|Date(s):||March 7, 1823 to March 8, 1823|
|Course:||“Rise And Fall of the Slave South,” University of Virginia|

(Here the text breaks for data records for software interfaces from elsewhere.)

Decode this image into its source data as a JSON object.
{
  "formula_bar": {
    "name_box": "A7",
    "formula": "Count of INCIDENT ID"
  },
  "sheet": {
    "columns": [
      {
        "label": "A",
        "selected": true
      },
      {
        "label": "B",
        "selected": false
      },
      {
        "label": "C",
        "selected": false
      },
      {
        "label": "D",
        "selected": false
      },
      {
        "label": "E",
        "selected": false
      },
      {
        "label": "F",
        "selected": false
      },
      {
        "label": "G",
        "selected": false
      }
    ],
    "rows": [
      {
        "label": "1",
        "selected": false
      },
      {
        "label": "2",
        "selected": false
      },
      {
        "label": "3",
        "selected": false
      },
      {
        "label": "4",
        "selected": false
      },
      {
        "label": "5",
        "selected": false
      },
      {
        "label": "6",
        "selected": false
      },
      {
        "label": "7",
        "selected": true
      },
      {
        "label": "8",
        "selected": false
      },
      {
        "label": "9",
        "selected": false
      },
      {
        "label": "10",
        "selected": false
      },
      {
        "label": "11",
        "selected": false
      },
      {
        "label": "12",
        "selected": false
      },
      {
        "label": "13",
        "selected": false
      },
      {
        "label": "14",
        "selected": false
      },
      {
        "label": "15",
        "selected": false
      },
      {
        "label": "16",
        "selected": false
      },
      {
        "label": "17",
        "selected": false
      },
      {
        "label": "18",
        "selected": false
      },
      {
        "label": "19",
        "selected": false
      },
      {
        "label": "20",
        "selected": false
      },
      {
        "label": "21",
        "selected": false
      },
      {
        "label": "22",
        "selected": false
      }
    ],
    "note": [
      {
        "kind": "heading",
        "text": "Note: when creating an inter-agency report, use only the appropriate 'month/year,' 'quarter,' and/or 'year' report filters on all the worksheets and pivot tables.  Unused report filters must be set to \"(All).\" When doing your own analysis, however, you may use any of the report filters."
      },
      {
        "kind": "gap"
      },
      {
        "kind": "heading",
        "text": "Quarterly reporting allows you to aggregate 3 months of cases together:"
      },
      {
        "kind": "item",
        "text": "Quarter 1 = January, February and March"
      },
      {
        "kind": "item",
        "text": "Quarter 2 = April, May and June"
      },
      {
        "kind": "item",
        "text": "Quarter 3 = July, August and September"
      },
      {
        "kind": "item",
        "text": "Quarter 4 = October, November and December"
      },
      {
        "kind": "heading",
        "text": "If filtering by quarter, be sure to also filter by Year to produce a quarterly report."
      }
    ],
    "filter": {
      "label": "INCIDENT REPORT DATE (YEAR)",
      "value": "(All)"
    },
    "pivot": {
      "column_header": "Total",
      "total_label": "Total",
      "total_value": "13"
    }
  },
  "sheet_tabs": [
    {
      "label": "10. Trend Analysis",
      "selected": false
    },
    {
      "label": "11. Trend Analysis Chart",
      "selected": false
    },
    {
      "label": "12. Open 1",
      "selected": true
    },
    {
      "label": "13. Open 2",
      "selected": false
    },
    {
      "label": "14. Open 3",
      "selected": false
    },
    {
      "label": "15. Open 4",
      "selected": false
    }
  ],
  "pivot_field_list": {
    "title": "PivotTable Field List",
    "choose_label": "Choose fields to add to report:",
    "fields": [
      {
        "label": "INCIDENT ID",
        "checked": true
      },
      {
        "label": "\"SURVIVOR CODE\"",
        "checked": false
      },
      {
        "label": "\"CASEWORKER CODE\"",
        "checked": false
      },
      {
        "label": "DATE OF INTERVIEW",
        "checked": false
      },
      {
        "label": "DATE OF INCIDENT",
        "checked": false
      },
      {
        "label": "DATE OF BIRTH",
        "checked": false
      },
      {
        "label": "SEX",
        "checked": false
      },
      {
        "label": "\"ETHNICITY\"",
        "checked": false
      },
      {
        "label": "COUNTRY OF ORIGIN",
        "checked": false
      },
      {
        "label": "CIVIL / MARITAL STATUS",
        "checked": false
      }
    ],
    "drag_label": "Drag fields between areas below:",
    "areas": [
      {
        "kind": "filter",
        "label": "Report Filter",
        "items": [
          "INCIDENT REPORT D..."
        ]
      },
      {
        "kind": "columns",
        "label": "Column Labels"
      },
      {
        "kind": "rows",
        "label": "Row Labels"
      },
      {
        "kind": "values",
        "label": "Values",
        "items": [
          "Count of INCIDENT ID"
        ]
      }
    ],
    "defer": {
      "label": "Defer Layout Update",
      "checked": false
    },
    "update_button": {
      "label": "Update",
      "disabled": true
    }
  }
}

William Booth Taliaferro, a resident of Norfolk, Virginia sent a letter on March 7, 1823 to Mr. Richards, the manager of finances of the George Washington Estate of Westmoreland County, Virginia. In the letter, Taliaferro informed Richards that he received the manager's previous letter enclosed with a check. In Richards's previous letter, he made the check to Taliaferro for 840 dollars. According to Taliaferro, Richards's letter contained a request to have the notes converted into funds current with Taliaferro's banks. In order to make use of the check that Taliaferro received from the George Washington Estate, he needed to convert the money into funds current with banks in Norfolk. This required Taliaferro to visit to his local state chartered bank. State banks acted as commercial enterprises; profit-seeking privately owned institutions that created cash deposits payable in legal tender on demand. According to historian Robert Buckley Tanner, state banks financial success depended on their ability to keep their own notes in circulation, or else they had to rely solely on the assets of their stockholders and depositors. Thus, state banks fought to keep their competitors notes out of circulation. Neither Taliaferro nor Richards wrote of any doubts they had in their local banks ability to convert notes. However, Tanner claims southerners as a whole tended to assert that the power of banks gave an unnatural privilege to the government. Southerners believed this unnatural privilege imperiled both the independence of the community and the control they had over their own affairs.
In 1823, the year of correspondence between Taliaferro and Richards, Americans experienced a change in the national banking system; Nicholas Biddle became head of the Second Bank of the United States (BUS). Biddle convinced his board of directors to allow him to authorize the issuance of five and ten dollar drafts. Historian Robert V. Remini claims BUS prepared the drafts in Philadelphia in blank, and then distributed them to the branches of BUS. The branches endorsed the drafts 'payable to bearer' and issued them according to their needs. The drafts easily passed as money, because they looked like bank notes in design, color and texture. Biddle presented the paper of state banks for redemption in specie at the same time BUS issued the drafts. According to Remini, this allowed Biddle to drive the depreciated currencies out of circulation, and provide the country with a relatively safe and uniform currency. Conflicts over the banking system led to tensions between the North and South. Congress built the main office of BUS in Philadelphia, and southerners had no difficulty branding BUS a northern institution that benefited mainly northern financial interests. To southerners, the bank brought out their fears of an oppressive central authority, and the necessity for local control to protect liberty.